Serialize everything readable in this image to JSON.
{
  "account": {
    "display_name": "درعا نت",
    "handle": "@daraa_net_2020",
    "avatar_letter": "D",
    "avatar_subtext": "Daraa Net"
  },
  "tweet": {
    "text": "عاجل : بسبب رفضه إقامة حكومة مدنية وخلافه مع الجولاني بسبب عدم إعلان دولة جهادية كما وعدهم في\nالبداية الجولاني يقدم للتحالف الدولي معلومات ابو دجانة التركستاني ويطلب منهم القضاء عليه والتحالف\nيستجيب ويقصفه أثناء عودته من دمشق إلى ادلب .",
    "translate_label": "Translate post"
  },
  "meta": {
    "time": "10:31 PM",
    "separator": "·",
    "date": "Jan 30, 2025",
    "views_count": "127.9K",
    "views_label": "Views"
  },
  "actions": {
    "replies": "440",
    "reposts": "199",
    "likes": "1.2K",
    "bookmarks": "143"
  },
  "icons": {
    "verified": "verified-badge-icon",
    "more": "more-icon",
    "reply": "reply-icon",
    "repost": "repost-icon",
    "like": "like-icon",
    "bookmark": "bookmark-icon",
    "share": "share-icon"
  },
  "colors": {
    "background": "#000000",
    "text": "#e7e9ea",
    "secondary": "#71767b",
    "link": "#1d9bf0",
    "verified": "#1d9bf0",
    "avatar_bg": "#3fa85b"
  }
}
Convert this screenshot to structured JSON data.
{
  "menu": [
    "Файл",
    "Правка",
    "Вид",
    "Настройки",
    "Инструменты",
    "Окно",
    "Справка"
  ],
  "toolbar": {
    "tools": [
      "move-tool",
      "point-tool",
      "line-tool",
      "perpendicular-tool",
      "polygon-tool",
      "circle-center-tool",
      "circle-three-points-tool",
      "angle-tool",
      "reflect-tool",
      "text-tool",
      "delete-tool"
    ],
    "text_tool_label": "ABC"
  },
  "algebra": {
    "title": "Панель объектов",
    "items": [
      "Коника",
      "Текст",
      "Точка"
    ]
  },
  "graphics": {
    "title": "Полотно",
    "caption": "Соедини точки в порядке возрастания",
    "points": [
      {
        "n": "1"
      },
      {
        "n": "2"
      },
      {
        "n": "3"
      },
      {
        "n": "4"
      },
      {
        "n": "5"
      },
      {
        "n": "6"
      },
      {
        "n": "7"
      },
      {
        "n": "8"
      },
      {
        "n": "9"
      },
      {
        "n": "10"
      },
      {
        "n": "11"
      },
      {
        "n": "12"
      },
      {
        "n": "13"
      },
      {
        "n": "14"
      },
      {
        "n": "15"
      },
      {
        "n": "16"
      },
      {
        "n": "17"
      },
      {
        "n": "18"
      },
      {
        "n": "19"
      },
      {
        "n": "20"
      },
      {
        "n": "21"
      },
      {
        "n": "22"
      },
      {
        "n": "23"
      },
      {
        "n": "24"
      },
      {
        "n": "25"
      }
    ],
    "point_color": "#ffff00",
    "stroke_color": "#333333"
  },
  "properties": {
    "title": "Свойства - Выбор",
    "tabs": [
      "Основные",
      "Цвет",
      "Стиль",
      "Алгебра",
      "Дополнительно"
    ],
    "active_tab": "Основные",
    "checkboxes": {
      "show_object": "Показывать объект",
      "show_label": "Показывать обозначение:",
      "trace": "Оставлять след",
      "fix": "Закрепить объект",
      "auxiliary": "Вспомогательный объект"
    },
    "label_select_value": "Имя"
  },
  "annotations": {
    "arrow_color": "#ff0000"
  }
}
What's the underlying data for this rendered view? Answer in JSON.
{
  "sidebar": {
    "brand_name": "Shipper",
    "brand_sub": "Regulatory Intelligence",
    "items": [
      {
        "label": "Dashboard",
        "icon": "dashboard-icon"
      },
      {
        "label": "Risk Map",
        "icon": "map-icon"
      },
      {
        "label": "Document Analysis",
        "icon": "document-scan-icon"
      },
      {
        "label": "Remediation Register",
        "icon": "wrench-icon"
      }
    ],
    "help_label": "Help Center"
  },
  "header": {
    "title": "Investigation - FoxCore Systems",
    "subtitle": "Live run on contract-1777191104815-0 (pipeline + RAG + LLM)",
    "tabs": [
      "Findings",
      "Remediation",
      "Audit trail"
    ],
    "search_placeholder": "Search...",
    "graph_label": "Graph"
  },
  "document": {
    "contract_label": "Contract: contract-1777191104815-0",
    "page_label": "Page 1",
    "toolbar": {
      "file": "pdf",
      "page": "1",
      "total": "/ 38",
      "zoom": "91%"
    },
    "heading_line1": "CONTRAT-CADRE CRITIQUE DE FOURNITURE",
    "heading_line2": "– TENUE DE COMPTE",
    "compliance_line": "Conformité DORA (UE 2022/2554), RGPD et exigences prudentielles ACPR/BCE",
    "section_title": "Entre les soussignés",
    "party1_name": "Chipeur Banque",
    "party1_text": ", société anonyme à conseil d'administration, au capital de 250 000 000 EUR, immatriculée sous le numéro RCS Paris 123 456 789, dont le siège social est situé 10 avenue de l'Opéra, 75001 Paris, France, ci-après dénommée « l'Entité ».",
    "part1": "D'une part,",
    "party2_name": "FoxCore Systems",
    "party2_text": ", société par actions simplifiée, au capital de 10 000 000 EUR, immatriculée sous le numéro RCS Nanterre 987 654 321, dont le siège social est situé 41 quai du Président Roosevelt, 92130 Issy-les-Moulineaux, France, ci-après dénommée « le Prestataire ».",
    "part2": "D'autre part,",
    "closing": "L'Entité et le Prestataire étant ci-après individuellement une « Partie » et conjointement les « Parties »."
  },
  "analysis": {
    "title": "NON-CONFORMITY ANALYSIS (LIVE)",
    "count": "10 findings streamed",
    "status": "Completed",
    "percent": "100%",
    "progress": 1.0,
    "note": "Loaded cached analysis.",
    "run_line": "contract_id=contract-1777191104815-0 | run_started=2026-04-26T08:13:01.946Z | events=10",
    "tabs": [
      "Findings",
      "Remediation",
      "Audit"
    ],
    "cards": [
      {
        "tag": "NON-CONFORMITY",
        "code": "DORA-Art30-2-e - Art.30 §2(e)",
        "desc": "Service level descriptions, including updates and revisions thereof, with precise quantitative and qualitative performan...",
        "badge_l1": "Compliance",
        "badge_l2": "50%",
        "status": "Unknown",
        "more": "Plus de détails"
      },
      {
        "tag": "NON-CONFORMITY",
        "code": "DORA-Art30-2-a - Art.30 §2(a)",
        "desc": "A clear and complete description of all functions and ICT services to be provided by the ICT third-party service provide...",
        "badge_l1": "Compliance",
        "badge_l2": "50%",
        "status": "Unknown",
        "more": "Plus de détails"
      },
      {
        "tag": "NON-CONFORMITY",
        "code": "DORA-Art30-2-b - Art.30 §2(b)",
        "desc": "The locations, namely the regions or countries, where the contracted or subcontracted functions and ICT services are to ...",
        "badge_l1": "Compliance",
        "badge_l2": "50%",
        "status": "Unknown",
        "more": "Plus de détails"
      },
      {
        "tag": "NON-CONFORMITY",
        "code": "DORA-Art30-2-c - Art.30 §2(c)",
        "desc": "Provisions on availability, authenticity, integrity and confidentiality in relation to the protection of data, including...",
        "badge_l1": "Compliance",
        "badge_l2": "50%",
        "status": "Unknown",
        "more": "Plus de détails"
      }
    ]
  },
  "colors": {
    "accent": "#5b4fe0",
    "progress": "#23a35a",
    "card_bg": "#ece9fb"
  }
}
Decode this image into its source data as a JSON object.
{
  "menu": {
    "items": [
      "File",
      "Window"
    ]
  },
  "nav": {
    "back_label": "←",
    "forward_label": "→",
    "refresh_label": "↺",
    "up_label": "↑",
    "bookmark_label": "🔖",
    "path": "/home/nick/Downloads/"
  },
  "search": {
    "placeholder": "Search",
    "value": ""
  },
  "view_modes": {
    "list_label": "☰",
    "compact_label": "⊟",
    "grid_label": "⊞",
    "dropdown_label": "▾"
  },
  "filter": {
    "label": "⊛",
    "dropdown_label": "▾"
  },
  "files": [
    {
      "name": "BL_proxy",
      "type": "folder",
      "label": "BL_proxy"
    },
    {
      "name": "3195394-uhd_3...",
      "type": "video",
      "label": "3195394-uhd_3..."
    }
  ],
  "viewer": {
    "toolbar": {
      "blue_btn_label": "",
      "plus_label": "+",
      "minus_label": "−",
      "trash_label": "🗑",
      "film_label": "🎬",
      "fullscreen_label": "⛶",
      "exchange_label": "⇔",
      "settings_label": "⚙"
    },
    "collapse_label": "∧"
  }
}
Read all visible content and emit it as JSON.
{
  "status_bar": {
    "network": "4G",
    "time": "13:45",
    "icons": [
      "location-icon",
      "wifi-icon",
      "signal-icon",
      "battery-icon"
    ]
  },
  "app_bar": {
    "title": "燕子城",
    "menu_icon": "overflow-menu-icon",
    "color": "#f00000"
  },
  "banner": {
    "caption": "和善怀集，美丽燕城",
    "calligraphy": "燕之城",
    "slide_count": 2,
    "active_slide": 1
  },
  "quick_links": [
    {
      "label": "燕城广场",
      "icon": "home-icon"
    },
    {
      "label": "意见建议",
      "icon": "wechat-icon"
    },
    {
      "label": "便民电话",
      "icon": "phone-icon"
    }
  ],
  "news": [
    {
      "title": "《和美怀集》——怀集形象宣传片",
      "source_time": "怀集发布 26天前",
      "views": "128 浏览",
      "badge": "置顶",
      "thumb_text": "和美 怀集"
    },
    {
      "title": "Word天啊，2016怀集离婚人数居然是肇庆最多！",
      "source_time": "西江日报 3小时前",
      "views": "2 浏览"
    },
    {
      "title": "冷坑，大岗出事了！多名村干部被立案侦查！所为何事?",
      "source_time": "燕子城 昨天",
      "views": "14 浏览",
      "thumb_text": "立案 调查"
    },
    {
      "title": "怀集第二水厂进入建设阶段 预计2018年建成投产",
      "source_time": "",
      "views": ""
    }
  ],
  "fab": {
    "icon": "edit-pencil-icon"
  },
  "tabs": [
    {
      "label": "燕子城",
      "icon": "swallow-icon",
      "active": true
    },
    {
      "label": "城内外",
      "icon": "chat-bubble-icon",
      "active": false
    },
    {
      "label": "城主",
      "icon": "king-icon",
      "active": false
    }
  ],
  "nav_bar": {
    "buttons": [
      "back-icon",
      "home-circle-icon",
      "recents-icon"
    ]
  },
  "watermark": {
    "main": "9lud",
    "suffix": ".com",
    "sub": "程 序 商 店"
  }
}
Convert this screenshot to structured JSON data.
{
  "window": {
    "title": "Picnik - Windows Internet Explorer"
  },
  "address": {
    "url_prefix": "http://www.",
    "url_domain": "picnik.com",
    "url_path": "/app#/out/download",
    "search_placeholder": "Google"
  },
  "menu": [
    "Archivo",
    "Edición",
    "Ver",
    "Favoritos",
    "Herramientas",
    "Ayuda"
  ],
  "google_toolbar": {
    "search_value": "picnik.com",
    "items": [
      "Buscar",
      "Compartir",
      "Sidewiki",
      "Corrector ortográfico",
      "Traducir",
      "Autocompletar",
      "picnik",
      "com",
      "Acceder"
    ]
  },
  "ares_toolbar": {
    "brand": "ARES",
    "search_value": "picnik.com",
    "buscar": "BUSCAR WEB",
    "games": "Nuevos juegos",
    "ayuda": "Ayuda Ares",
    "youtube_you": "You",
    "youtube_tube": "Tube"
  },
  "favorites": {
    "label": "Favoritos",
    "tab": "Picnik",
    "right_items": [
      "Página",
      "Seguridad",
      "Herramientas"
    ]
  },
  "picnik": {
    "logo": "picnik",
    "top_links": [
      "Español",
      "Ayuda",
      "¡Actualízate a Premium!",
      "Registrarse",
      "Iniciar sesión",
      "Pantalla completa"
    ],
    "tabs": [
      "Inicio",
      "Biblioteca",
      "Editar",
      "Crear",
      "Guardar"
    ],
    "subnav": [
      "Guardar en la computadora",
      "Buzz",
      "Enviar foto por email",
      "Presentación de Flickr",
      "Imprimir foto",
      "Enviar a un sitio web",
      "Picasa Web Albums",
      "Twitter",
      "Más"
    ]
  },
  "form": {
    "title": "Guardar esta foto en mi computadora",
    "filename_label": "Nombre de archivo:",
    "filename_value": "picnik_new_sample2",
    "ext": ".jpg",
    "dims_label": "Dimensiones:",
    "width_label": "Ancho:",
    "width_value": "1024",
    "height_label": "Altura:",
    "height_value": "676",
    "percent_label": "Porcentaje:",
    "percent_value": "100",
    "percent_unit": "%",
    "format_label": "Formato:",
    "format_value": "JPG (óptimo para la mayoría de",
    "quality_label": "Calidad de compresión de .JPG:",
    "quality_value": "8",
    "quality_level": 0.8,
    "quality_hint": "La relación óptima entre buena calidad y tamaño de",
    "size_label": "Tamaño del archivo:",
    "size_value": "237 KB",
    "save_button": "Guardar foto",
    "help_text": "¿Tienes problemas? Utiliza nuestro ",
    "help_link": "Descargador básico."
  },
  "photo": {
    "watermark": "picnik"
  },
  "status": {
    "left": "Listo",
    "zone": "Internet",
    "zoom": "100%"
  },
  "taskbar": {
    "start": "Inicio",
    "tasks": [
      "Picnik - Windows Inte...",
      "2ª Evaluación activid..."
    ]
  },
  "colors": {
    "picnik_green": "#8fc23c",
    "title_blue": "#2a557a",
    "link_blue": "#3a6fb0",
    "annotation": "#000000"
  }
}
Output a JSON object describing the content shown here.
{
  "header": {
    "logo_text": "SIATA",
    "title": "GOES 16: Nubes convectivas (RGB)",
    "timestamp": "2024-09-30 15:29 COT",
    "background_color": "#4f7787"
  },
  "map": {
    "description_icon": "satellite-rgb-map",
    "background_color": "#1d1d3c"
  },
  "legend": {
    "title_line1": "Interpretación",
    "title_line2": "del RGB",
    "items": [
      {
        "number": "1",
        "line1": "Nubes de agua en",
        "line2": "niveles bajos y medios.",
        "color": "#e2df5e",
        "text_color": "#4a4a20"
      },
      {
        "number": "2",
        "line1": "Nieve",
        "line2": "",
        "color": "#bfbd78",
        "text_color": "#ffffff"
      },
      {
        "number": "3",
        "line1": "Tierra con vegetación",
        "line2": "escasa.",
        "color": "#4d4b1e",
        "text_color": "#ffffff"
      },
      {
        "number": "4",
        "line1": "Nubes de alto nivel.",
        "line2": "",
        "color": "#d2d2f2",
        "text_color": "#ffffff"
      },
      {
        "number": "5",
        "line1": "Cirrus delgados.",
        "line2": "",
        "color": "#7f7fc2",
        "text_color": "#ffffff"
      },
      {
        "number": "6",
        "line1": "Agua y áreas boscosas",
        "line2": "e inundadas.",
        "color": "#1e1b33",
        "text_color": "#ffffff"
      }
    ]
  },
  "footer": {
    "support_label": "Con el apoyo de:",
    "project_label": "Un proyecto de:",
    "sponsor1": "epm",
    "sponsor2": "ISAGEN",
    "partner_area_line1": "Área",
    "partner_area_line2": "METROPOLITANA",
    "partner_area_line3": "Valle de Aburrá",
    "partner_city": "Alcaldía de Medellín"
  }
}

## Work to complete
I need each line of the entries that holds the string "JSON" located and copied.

## Problem solution
Serialize everything readable in this image to JSON.
Convert this screenshot to structured JSON data.
What's the underlying data for this rendered view? Answer in JSON.
Decode this image into its source data as a JSON object.
Read all visible content and emit it as JSON.
Convert this screenshot to structured JSON data.
Output a JSON object describing the content shown here.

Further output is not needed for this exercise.